**How to complete this task:**
Pictures stay out of the copy, and everything else in the data below is repeated exactly.

**The input:**
- - - -

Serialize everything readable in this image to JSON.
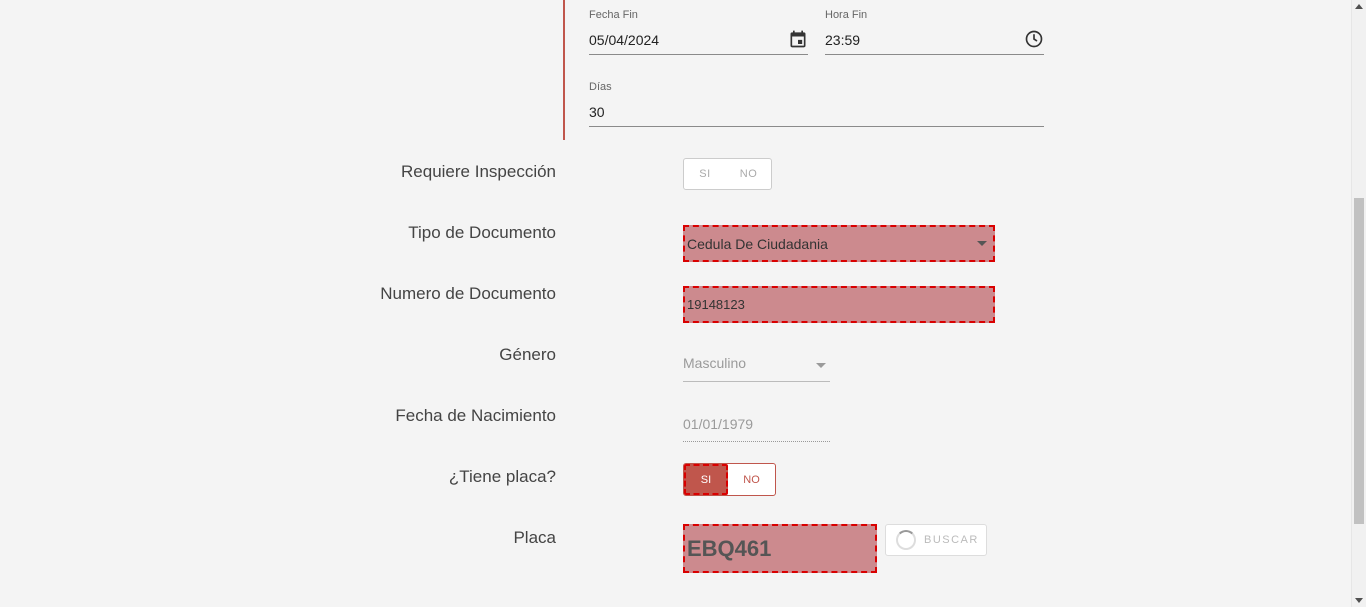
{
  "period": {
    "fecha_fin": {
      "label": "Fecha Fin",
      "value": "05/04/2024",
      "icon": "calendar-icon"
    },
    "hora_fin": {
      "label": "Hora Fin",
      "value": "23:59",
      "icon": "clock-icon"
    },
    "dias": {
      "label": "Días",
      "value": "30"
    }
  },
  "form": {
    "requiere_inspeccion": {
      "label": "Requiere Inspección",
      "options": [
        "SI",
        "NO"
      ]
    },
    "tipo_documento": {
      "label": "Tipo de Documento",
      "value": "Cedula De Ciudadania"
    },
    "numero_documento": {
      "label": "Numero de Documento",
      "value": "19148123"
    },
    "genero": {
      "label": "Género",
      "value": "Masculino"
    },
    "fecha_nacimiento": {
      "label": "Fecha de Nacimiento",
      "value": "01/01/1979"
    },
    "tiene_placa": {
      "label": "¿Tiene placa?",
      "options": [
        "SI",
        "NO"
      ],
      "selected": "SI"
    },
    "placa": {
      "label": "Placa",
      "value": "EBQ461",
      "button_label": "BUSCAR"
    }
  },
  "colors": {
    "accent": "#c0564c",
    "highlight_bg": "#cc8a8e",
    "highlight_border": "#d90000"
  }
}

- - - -

**Exercise result:**
Serialize everything readable in this image to JSON.
{
  "period": {
    "fecha_fin": {
      "label": "Fecha Fin",
      "value": "05/04/2024",
      "icon": "calendar-icon"
    },
    "hora_fin": {
      "label": "Hora Fin",
      "value": "23:59",
      "icon": "clock-icon"
    },
    "dias": {
      "label": "Días",
      "value": "30"
    }
  },
  "form": {
    "requiere_inspeccion": {
      "label": "Requiere Inspección",
      "options": [
        "SI",
        "NO"
      ]
    },
    "tipo_documento": {
      "label": "Tipo de Documento",
      "value": "Cedula De Ciudadania"
    },
    "numero_documento": {
      "label": "Numero de Documento",
      "value": "19148123"
    },
    "genero": {
      "label": "Género",
      "value": "Masculino"
    },
    "fecha_nacimiento": {
      "label": "Fecha de Nacimiento",
      "value": "01/01/1979"
    },
    "tiene_placa": {
      "label": "¿Tiene placa?",
      "options": [
        "SI",
        "NO"
      ],
      "selected": "SI"
    },
    "placa": {
      "label": "Placa",
      "value": "EBQ461",
      "button_label": "BUSCAR"
    }
  },
  "colors": {
    "accent": "#c0564c",
    "highlight_bg": "#cc8a8e",
    "highlight_border": "#d90000"
  }
}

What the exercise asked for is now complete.